But in just eight chapters, an eight chapter span, we’re given twice where Paul gives his testimony. I’m sure he gave it many more times. What’s your story with Jesus? Remember it. Share it often. Proclaim it to those who are without hope and share the hope that you have in Jesus. Your testimony is a powerful weapon to bring people out of darkness and into light.

From the power of Satan to the power of God.

One important caveat that this, this, uh, this passage shows us about sharing our testimony, about giving a reason for the hope that we have is this. You could do everything right and it could still be rejected. It could still be ridiculed. Because, People kick against the goads.

To accept this testimony as true is to give up control. Did you see all these men in this story? All these governors who are clinging to control? Who are desperate to keep their power? The Jews who are jealous of the power that Paul is showing. They’re desperate to keep their influence over the people.

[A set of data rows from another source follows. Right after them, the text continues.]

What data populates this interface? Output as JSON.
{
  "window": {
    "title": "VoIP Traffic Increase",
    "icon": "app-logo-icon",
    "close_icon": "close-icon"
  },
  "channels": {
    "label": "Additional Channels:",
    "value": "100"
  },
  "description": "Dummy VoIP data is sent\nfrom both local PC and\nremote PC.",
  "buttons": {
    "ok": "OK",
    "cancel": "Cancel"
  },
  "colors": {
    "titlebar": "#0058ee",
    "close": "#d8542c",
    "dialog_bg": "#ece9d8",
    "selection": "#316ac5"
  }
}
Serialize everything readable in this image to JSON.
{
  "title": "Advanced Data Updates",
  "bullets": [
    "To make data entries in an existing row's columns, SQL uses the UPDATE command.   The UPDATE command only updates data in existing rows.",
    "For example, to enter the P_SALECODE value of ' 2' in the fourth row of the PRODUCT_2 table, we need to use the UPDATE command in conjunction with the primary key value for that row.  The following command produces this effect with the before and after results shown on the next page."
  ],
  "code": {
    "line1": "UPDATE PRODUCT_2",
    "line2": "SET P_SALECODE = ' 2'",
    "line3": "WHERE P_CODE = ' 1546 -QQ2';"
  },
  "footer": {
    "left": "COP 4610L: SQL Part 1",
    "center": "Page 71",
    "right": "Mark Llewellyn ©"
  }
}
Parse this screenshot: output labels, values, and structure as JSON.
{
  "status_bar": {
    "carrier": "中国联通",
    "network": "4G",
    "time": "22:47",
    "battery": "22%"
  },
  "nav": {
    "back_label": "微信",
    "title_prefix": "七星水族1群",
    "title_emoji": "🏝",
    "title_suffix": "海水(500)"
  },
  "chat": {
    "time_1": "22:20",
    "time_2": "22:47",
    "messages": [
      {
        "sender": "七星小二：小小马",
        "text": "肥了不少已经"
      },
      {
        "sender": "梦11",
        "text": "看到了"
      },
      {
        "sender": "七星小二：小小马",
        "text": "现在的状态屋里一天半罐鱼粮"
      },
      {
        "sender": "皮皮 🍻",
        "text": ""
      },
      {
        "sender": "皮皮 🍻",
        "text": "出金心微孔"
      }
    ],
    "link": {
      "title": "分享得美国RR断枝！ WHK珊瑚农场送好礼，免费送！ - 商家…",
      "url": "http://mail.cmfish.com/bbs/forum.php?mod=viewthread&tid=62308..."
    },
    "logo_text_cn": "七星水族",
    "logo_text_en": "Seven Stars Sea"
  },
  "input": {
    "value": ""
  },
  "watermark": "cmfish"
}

They’re clinging to their own power and control. Is it any wonder that they couldn’t accept this Jesus? Who says, Give up control. Take my yoke upon you. My yoke is easy, my burden is light. Come to me all you who are weary and heavy laden, and I will give you rest from your souls. But first you’ve got to let go.

People reject that all the time. Doesn’t mean we should stop sharing our testimony.

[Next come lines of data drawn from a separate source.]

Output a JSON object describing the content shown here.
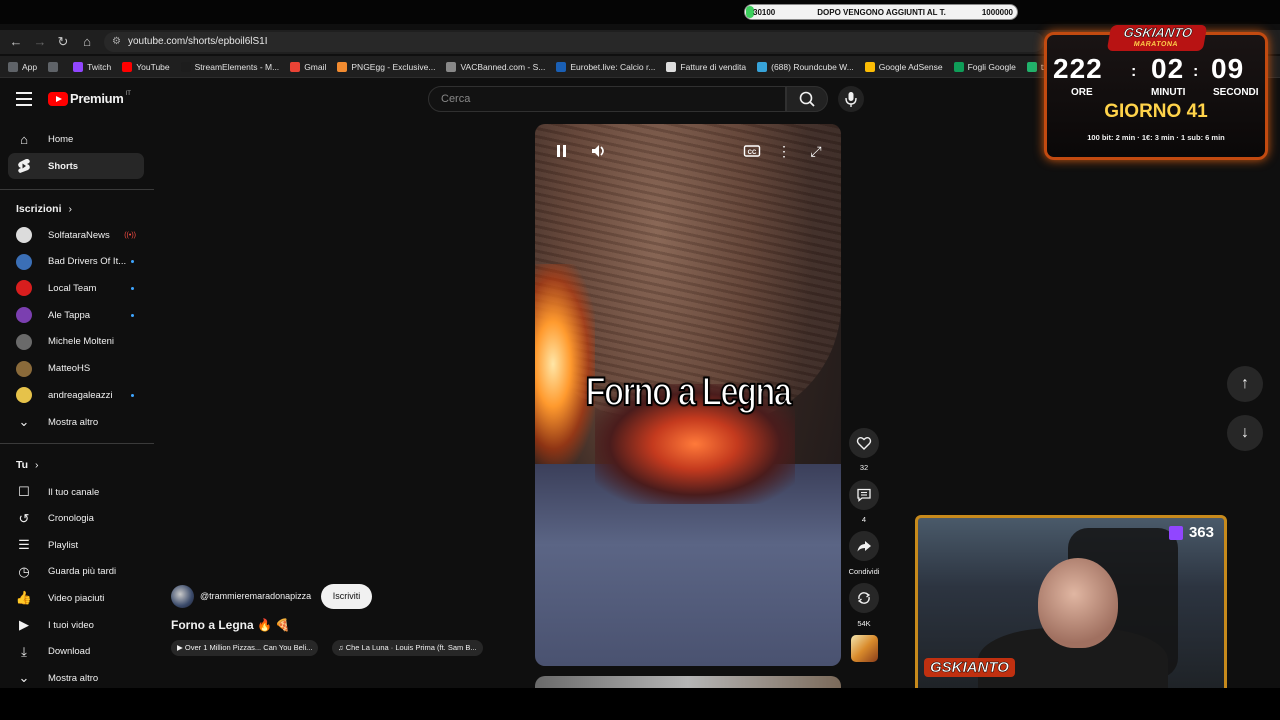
{
  "stream_goal": {
    "current": "30100",
    "label": "DOPO VENGONO AGGIUNTI AL T.",
    "target": "1000000",
    "progress": 0.0301
  },
  "browser": {
    "url": "youtube.com/shorts/epboil6lS1I",
    "bookmarks": [
      {
        "label": "App",
        "color": "#5f6368"
      },
      {
        "label": "",
        "color": "#5f6368"
      },
      {
        "label": "Twitch",
        "color": "#9146ff"
      },
      {
        "label": "YouTube",
        "color": "#ff0000"
      },
      {
        "label": "StreamElements - M...",
        "color": "#1d1d1d"
      },
      {
        "label": "Gmail",
        "color": "#ea4335"
      },
      {
        "label": "PNGEgg - Exclusive...",
        "color": "#f28b30"
      },
      {
        "label": "VACBanned.com - S...",
        "color": "#888888"
      },
      {
        "label": "Eurobet.live: Calcio r...",
        "color": "#1a5fb4"
      },
      {
        "label": "Fatture di vendita",
        "color": "#dddddd"
      },
      {
        "label": "(688) Roundcube W...",
        "color": "#37a3d9"
      },
      {
        "label": "Google AdSense",
        "color": "#fbbc05"
      },
      {
        "label": "Fogli Google",
        "color": "#0f9d58"
      },
      {
        "label": "txAdmin",
        "color": "#20b26b"
      }
    ]
  },
  "header": {
    "logo": "Premium",
    "country": "IT",
    "search_placeholder": "Cerca"
  },
  "sidebar": {
    "home": "Home",
    "shorts": "Shorts",
    "subscriptions_title": "Iscrizioni",
    "subscriptions": [
      {
        "name": "SolfataraNews",
        "badge": "live",
        "color": "#dcdcdc"
      },
      {
        "name": "Bad Drivers Of It...",
        "badge": "dot",
        "color": "#3b6fb6"
      },
      {
        "name": "Local Team",
        "badge": "dot",
        "color": "#d81e1e"
      },
      {
        "name": "Ale Tappa",
        "badge": "dot",
        "color": "#7b3fb0"
      },
      {
        "name": "Michele Molteni",
        "badge": "",
        "color": "#6a6a6a"
      },
      {
        "name": "MatteoHS",
        "badge": "",
        "color": "#8a6a3a"
      },
      {
        "name": "andreagaleazzi",
        "badge": "dot",
        "color": "#e6c24a"
      }
    ],
    "show_more_1": "Mostra altro",
    "you_title": "Tu",
    "you": [
      {
        "label": "Il tuo canale",
        "icon": "person-box-icon"
      },
      {
        "label": "Cronologia",
        "icon": "history-icon"
      },
      {
        "label": "Playlist",
        "icon": "playlist-icon"
      },
      {
        "label": "Guarda più tardi",
        "icon": "clock-icon"
      },
      {
        "label": "Video piaciuti",
        "icon": "thumbs-up-icon"
      },
      {
        "label": "I tuoi video",
        "icon": "video-icon"
      },
      {
        "label": "Download",
        "icon": "download-icon"
      }
    ],
    "show_more_2": "Mostra altro"
  },
  "video": {
    "overlay_text": "Forno a Legna",
    "channel": "@trammieremaradonapizza",
    "subscribe": "Iscriviti",
    "title": "Forno a Legna 🔥 🍕",
    "chips": [
      "Over 1 Million Pizzas... Can You Beli...",
      "Che La Luna · Louis Prima (ft. Sam B..."
    ]
  },
  "actions": {
    "likes": "32",
    "comments": "4",
    "share": "Condividi",
    "remix": "54K"
  },
  "timer": {
    "brand": "GSKIANTO",
    "subtitle": "MARATONA",
    "hours": "222",
    "minutes": "02",
    "seconds": "09",
    "hours_label": "ORE",
    "minutes_label": "MINUTI",
    "seconds_label": "SECONDI",
    "day": "GIORNO 41",
    "rules": "100 bit: 2 min · 1€: 3 min · 1 sub: 6 min"
  },
  "webcam": {
    "viewers": "363",
    "logo": "GSKIANTO"
  }
}
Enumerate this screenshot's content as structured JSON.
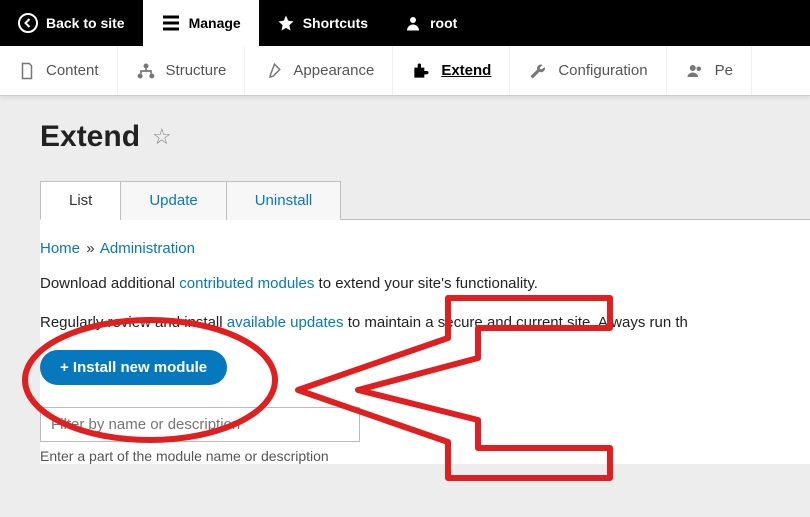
{
  "toolbar": {
    "back": "Back to site",
    "manage": "Manage",
    "shortcuts": "Shortcuts",
    "user": "root"
  },
  "admin_menu": {
    "content": "Content",
    "structure": "Structure",
    "appearance": "Appearance",
    "extend": "Extend",
    "configuration": "Configuration",
    "people": "Pe"
  },
  "page": {
    "title": "Extend"
  },
  "tabs": {
    "list": "List",
    "update": "Update",
    "uninstall": "Uninstall"
  },
  "breadcrumb": {
    "home": "Home",
    "sep": "»",
    "admin": "Administration"
  },
  "body": {
    "p1_a": "Download additional ",
    "p1_link": "contributed modules",
    "p1_b": " to extend your site's functionality.",
    "p2_a": "Regularly review and install ",
    "p2_link": "available updates",
    "p2_b": " to maintain a secure and current site. Always run th"
  },
  "install_button": "+ Install new module",
  "filter": {
    "placeholder": "Filter by name or description",
    "help": "Enter a part of the module name or description"
  }
}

The last thing is this, a simple question. Are you kicking against the goats?

Have you been prodded in your spirit? Maybe just about something. Maybe you’re a believer and the Lord’s prodding you in your spirit and you’re, you’re pushing him off. It’s only hurting you, friend.

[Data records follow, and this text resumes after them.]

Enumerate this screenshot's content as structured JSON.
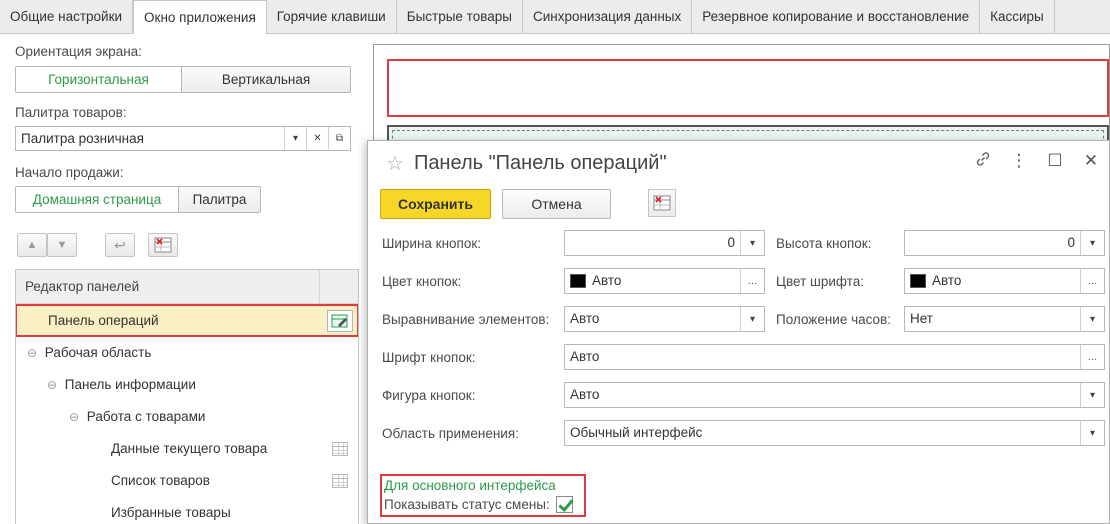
{
  "tabs": [
    "Общие настройки",
    "Окно приложения",
    "Горячие клавиши",
    "Быстрые товары",
    "Синхронизация данных",
    "Резервное копирование и восстановление",
    "Кассиры"
  ],
  "left": {
    "orientation_label": "Ориентация экрана:",
    "orientation_options": [
      "Горизонтальная",
      "Вертикальная"
    ],
    "palette_label": "Палитра товаров:",
    "palette_value": "Палитра розничная",
    "sale_start_label": "Начало продажи:",
    "sale_start_options": [
      "Домашняя страница",
      "Палитра"
    ],
    "tree_header": "Редактор панелей",
    "tree_rows": [
      "Панель операций",
      "Рабочая область",
      "Панель информации",
      "Работа с товарами",
      "Данные текущего товара",
      "Список товаров",
      "Избранные товары"
    ]
  },
  "dialog": {
    "title": "Панель \"Панель операций\"",
    "save_label": "Сохранить",
    "cancel_label": "Отмена",
    "fields": {
      "button_width_label": "Ширина кнопок:",
      "button_width_value": "0",
      "button_height_label": "Высота кнопок:",
      "button_height_value": "0",
      "button_color_label": "Цвет кнопок:",
      "button_color_value": "Авто",
      "font_color_label": "Цвет шрифта:",
      "font_color_value": "Авто",
      "alignment_label": "Выравнивание элементов:",
      "alignment_value": "Авто",
      "clock_position_label": "Положение часов:",
      "clock_position_value": "Нет",
      "button_font_label": "Шрифт кнопок:",
      "button_font_value": "Авто",
      "button_shape_label": "Фигура кнопок:",
      "button_shape_value": "Авто",
      "scope_label": "Область применения:",
      "scope_value": "Обычный интерфейс"
    },
    "group_title": "Для основного интерфейса",
    "show_shift_status_label": "Показывать статус смены:"
  },
  "colors": {
    "accent_green": "#2e9a4a",
    "highlight_red": "#e0393e",
    "save_yellow": "#f6d627",
    "selected_row": "#fbefc6"
  },
  "icons": [
    "star-icon",
    "link-icon",
    "more-icon",
    "maximize-icon",
    "close-icon",
    "arrow-up-icon",
    "arrow-down-icon",
    "undo-icon",
    "table-settings-icon",
    "edit-icon",
    "grid-icon",
    "dropdown-icon",
    "clear-icon",
    "open-icon",
    "ellipsis-icon",
    "checkbox-checked-icon"
  ]
}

It’s not hurting the goat. But at a deeper level, maybe you’re here and you’re not yet saved. Or maybe you don’t even know what that means. Maybe all this stuff about Jesus and you’re kind of trying it out but you don’t understand. But you’re feeling a call to accept this Jesus.

You feel caught in darkness. Like you’re in a power of… you don’t understand and you just want to be free. You just want to see. If that’s you, don’t kick against the goats. Turn your life over to Jesus. It’ll be the best thing you’ve ever done.

And for those of us who have turned our lives over to Jesus, let’s repentance.

Let’s not grow weary in well doing. Let’s not grow tired of telling our stories. Let’s spend time with Jesus. Would you pray with me? Lord, thank you for your word, which is a lamp to our feet and a light to our path. Lord, thank you that totally independent of My own intentions, your word will speak to people where they are.

Thank you that your word when preached rises above ours and is heard. God, I pray that you would help us to become more like Paul. To become more like Jesus. Like Stephen. And as we look out at a world that has put us on trial. And that puts us through trials that we would not be tempted, Lord, to seek our own defense, but instead bring the gospel in defense.

And watch as you reverse our circumstances, Lord, not in the exterior, but in the heart. Lord, I just pray, give us people in mind now. If we are. Believers, Lord, give us people in our hearts that we can think of that are maybe our audience. People that we can speak life into, that we can share our testimony to.

Not discluding the dark parts of our past so that we can proclaim the righteousness that comes through faith in Jesus and that we are sanctified by nothing else but faith in him. Lord, we thank you and we pray your will in our lives. Amen.